This is a major flaw because it means that even though a background check is conducted, if it takes too long to process and reach the gun dealer, that person is allowed to sell the firearm, despite the fact that the gun buyer could be a criminal.

Another major fault in gun control laws is that they do not prevent suspected members of terrorist organizations from buying or having guns and explosives. According to a report from the Congressional Research Center, being a known or suspected terrorist was not a “disqualifying factor for firearms transfer and possession eligibility; nor is it today under current law.” 

This also exposes a major flaw in the law because it shows how even the most dangerous people in our society can still purchase firearms. Basically, terrorists can obtain firearms legally without any regulations or checks. To summarize, these facts reveal the holes in the U.S’s gun control system, because those with a record of criminal and violent acts can still find a way to acquire guns.

To make matters even worse, background checks are actually becoming more lenient. Also explained by the report from the National Criminal Justice Reference Service, federal background check denial investigations decreased by “nearly 50%, prosecutions decreased by 77%, and guilty pleas and verdicts decreased by about 82%.”

This explains that background checks are becoming less strict and allowing more people to obtain firearms because fewer people are being prosecuted for unlawfully purchasing guns. 

Further, the FBI’s National Instant Criminal Background Check System states that individuals on the terrorist watch list were involved in firearm or explosives background “checks 2,233 times, of which 2,043 (about 91 percent) of the transactions were allowed to proceed.”

This statistic shows the drastic amount of suspected terrorists that were allowed to obtain firearms, despite having a criminal record and even being on an FBI terrorist watch list. 

It is clear background checks are becoming more lenient on who can own guns because they allow dangerous individuals to be able to purchase firearms. Overall, with even dangerous suspected terrorists getting their hands on firearms, our society is in more peril of gun violence than ever before.

More regulation on gun ownership has been proven to lead to safer places to live. Guns Down America (GDA) is an organization that supports the anti-gun movement by building political and cultural support for it. According to GDA, after the state of Connecticut passed a gun licensing law for handguns, “it experienced a 40% drop in gun homicides & 15% reduction in handgun suicides.”

These statistics show how death rates drop when more laws to regulate who can own guns are implemented. There is an inverse correlation between the number of laws regulating ownership of guns and the rate of death from guns–the more gun ownership is regulated, the fewer deaths there are. 

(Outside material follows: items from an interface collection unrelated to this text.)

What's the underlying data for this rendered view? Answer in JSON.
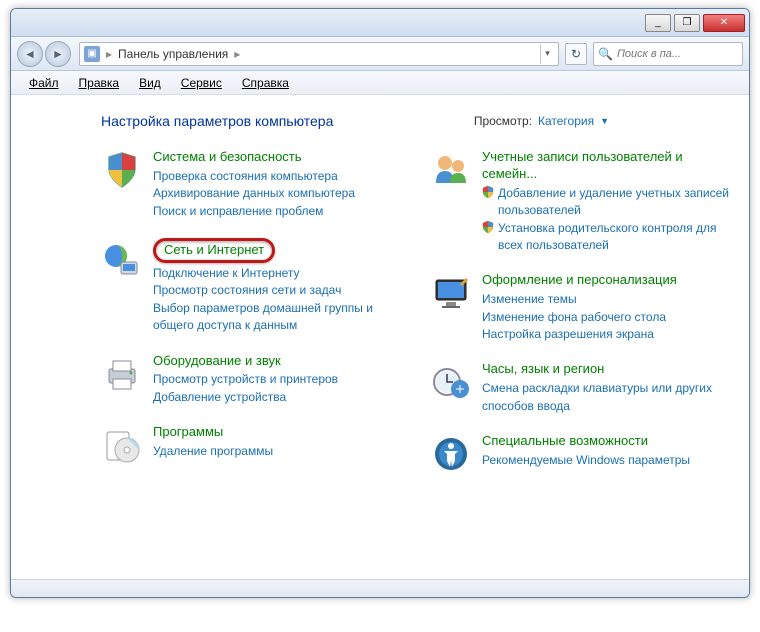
{
  "titlebar": {
    "min": "_",
    "max": "❐",
    "close": "✕"
  },
  "nav": {
    "back": "◄",
    "fwd": "►",
    "refresh": "↻"
  },
  "address": {
    "label": "Панель управления",
    "sep": "▸",
    "dropdown": "▾"
  },
  "search": {
    "placeholder": "Поиск в па..."
  },
  "menu": {
    "file": "Файл",
    "edit": "Правка",
    "view": "Вид",
    "service": "Сервис",
    "help": "Справка"
  },
  "header": {
    "title": "Настройка параметров компьютера",
    "viewLabel": "Просмотр:",
    "viewValue": "Категория",
    "arrow": "▼"
  },
  "left": [
    {
      "title": "Система и безопасность",
      "links": [
        {
          "t": "Проверка состояния компьютера"
        },
        {
          "t": "Архивирование данных компьютера"
        },
        {
          "t": "Поиск и исправление проблем"
        }
      ],
      "icon": "shield4"
    },
    {
      "title": "Сеть и Интернет",
      "hl": true,
      "links": [
        {
          "t": "Подключение к Интернету"
        },
        {
          "t": "Просмотр состояния сети и задач"
        },
        {
          "t": "Выбор параметров домашней группы и общего доступа к данным"
        }
      ],
      "icon": "globe"
    },
    {
      "title": "Оборудование и звук",
      "links": [
        {
          "t": "Просмотр устройств и принтеров"
        },
        {
          "t": "Добавление устройства"
        }
      ],
      "icon": "printer"
    },
    {
      "title": "Программы",
      "links": [
        {
          "t": "Удаление программы"
        }
      ],
      "icon": "disc"
    }
  ],
  "right": [
    {
      "title": "Учетные записи пользователей и семейн...",
      "links": [
        {
          "t": "Добавление и удаление учетных записей пользователей",
          "s": true
        },
        {
          "t": "Установка родительского контроля для всех пользователей",
          "s": true
        }
      ],
      "icon": "users"
    },
    {
      "title": "Оформление и персонализация",
      "links": [
        {
          "t": "Изменение темы"
        },
        {
          "t": "Изменение фона рабочего стола"
        },
        {
          "t": "Настройка разрешения экрана"
        }
      ],
      "icon": "monitor"
    },
    {
      "title": "Часы, язык и регион",
      "links": [
        {
          "t": "Смена раскладки клавиатуры или других способов ввода"
        }
      ],
      "icon": "clock"
    },
    {
      "title": "Специальные возможности",
      "links": [
        {
          "t": "Рекомендуемые Windows параметры"
        }
      ],
      "icon": "access"
    }
  ]
}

In the American Journal of Preventive Medicine, it was revealed that local-level background checks were associated with a “27%-lower firearm suicide rate and a 22%-lower homicide rate.”

Again, these facts show that more gun control laws that are strict on people’s usage of firearms lead to less deaths.

In America, people have a Constitutional right to bear arms, but not if they have shown the potential to use guns to hurt others or themselves with those guns. Just as criminals can lose their freedom in a free country like ours, those who have a record of breaking the law should have their gun rights restricted. 

There should be more regulation on who can own guns because criminals still have the ability to obtain firearms, background checks are not firm enough and even becoming more lenient, and more regulation keeping guns out of dangerous people’s hands leads to safer communities to live in.

With the overwhelming evidence of the effectiveness of human regulation of gun ownership in increasing people’s safety, there is no denying the need for regulating who can obtain firearms. Gifford’s Law Center states that 36,000 Americans die from guns each year. Now it is your job to spread the message before it is too late–the next preventable gun death in America is just right around the corner.